• **Assigned task**:
Please retype all of the following entries exactly.

Data listing Block Start

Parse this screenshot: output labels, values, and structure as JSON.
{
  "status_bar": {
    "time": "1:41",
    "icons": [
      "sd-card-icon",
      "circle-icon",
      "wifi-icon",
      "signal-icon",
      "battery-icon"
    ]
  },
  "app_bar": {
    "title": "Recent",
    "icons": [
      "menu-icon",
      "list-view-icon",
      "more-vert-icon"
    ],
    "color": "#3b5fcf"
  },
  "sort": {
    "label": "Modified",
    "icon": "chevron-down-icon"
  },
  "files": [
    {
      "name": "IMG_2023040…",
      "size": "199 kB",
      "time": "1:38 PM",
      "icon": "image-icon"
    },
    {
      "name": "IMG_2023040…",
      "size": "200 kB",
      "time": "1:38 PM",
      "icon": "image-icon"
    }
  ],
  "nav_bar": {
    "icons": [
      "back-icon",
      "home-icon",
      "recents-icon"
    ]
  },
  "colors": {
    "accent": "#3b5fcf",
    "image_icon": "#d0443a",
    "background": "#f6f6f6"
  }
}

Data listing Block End

• **Expected answer**:
Parse this screenshot: output labels, values, and structure as JSON.
{
  "status_bar": {
    "time": "1:41",
    "icons": [
      "sd-card-icon",
      "circle-icon",
      "wifi-icon",
      "signal-icon",
      "battery-icon"
    ]
  },
  "app_bar": {
    "title": "Recent",
    "icons": [
      "menu-icon",
      "list-view-icon",
      "more-vert-icon"
    ],
    "color": "#3b5fcf"
  },
  "sort": {
    "label": "Modified",
    "icon": "chevron-down-icon"
  },
  "files": [
    {
      "name": "IMG_2023040…",
      "size": "199 kB",
      "time": "1:38 PM",
      "icon": "image-icon"
    },
    {
      "name": "IMG_2023040…",
      "size": "200 kB",
      "time": "1:38 PM",
      "icon": "image-icon"
    }
  ],
  "nav_bar": {
    "icons": [
      "back-icon",
      "home-icon",
      "recents-icon"
    ]
  },
  "colors": {
    "accent": "#3b5fcf",
    "image_icon": "#d0443a",
    "background": "#f6f6f6"
  }
}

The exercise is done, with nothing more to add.